Source records
^^^^^^^^
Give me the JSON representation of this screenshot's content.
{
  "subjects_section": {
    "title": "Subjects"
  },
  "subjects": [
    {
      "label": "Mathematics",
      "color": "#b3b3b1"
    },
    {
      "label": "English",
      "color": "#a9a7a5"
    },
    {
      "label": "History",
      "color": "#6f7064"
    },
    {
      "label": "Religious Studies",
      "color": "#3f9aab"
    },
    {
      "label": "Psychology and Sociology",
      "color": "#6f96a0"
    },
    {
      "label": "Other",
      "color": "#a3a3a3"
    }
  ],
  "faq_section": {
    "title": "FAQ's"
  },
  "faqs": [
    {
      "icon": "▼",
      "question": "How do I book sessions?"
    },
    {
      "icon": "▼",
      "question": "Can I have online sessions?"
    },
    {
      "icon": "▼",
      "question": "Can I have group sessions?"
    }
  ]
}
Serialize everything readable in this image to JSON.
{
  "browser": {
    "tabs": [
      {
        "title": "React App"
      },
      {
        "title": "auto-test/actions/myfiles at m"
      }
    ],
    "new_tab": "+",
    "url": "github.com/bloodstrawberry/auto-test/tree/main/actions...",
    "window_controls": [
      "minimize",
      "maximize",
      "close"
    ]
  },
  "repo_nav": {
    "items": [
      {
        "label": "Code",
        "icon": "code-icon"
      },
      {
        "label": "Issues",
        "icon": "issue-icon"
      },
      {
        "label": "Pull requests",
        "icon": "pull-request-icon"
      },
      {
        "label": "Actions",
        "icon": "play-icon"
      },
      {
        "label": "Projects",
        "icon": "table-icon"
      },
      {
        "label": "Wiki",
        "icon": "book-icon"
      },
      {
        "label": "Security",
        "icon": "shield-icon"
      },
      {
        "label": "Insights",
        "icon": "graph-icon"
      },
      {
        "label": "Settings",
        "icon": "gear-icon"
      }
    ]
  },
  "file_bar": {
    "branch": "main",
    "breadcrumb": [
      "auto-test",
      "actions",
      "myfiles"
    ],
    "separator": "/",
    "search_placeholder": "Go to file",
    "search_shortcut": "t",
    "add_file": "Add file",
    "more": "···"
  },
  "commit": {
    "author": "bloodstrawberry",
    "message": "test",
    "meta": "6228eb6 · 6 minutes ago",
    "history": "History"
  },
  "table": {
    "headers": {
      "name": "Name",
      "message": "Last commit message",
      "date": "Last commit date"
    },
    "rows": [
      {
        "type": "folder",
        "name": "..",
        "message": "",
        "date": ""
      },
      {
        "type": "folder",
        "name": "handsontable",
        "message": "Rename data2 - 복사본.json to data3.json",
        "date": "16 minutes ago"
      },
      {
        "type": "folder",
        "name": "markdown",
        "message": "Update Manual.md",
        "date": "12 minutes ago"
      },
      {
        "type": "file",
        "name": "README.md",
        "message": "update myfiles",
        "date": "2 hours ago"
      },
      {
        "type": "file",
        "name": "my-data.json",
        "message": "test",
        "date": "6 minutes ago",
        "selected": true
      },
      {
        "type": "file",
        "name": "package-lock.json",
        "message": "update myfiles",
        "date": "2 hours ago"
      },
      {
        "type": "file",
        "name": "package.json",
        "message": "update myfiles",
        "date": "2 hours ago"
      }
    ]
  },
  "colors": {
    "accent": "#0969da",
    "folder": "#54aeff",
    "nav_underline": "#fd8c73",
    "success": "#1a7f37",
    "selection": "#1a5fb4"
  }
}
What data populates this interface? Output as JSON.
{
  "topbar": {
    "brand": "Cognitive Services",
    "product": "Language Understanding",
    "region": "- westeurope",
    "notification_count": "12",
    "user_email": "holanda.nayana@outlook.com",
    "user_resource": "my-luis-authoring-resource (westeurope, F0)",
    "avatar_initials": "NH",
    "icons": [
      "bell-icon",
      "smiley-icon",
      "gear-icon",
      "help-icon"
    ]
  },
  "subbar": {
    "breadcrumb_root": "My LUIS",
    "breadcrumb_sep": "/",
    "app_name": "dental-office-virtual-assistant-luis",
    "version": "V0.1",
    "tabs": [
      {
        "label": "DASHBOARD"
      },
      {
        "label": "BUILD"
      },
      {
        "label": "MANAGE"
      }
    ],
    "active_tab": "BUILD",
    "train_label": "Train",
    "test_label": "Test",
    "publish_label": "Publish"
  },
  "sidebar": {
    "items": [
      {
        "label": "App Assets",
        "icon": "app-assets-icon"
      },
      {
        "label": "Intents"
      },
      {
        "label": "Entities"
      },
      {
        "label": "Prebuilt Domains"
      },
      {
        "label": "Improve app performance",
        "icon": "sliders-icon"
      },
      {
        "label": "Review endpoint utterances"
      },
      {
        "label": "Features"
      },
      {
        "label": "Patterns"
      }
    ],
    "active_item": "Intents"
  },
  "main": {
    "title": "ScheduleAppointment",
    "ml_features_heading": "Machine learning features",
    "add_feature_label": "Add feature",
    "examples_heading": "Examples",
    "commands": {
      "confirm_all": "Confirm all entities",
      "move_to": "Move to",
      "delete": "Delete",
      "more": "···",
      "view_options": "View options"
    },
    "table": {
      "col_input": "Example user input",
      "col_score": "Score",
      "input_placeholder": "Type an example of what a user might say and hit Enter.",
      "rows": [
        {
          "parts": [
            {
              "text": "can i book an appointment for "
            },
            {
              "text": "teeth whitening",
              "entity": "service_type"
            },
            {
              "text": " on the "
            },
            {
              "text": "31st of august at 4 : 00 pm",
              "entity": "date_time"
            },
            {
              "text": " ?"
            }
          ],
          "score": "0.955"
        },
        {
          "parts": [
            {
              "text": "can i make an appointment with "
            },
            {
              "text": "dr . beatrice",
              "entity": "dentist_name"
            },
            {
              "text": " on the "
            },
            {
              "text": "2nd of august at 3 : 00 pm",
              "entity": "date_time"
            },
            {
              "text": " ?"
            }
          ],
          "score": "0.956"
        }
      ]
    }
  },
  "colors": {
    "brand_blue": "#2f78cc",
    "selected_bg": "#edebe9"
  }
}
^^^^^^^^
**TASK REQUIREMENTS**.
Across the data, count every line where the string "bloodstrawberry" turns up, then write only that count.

**YOUR SOLUTION**.
2